| DATA FOR REVIEW |
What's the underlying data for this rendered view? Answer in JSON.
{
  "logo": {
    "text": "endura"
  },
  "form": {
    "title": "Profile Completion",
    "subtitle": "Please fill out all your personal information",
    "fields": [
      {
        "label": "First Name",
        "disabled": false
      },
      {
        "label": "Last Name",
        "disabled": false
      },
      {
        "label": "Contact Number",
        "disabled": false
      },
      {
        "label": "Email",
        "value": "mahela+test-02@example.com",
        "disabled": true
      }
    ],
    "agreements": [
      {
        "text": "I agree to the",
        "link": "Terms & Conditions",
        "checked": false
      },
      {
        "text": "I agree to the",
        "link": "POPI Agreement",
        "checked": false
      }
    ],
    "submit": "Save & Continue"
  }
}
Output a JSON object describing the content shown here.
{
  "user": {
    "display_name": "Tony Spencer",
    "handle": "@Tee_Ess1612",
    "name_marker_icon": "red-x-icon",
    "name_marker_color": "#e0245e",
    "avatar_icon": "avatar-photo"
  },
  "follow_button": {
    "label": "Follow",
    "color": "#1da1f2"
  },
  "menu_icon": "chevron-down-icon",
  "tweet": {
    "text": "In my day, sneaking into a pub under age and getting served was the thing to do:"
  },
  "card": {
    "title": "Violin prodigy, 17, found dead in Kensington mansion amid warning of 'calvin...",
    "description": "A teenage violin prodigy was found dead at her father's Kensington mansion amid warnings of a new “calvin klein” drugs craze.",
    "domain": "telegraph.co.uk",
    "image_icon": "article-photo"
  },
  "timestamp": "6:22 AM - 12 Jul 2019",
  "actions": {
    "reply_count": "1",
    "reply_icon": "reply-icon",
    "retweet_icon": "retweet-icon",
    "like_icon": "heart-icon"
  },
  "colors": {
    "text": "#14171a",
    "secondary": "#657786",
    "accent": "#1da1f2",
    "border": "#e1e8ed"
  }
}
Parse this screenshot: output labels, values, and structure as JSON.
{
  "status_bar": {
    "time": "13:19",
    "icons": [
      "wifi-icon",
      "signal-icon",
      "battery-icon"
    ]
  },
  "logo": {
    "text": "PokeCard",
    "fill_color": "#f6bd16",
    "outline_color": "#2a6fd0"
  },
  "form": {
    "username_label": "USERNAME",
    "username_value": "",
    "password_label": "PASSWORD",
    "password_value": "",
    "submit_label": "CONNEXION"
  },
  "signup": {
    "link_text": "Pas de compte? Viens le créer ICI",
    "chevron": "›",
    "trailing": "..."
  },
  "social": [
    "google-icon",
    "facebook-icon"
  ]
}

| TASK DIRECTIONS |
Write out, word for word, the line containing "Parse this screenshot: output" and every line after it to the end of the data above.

| EXERCISE SOLUTION |
Parse this screenshot: output labels, values, and structure as JSON.
{
  "status_bar": {
    "time": "13:19",
    "icons": [
      "wifi-icon",
      "signal-icon",
      "battery-icon"
    ]
  },
  "logo": {
    "text": "PokeCard",
    "fill_color": "#f6bd16",
    "outline_color": "#2a6fd0"
  },
  "form": {
    "username_label": "USERNAME",
    "username_value": "",
    "password_label": "PASSWORD",
    "password_value": "",
    "submit_label": "CONNEXION"
  },
  "signup": {
    "link_text": "Pas de compte? Viens le créer ICI",
    "chevron": "›",
    "trailing": "..."
  },
  "social": [
    "google-icon",
    "facebook-icon"
  ]
}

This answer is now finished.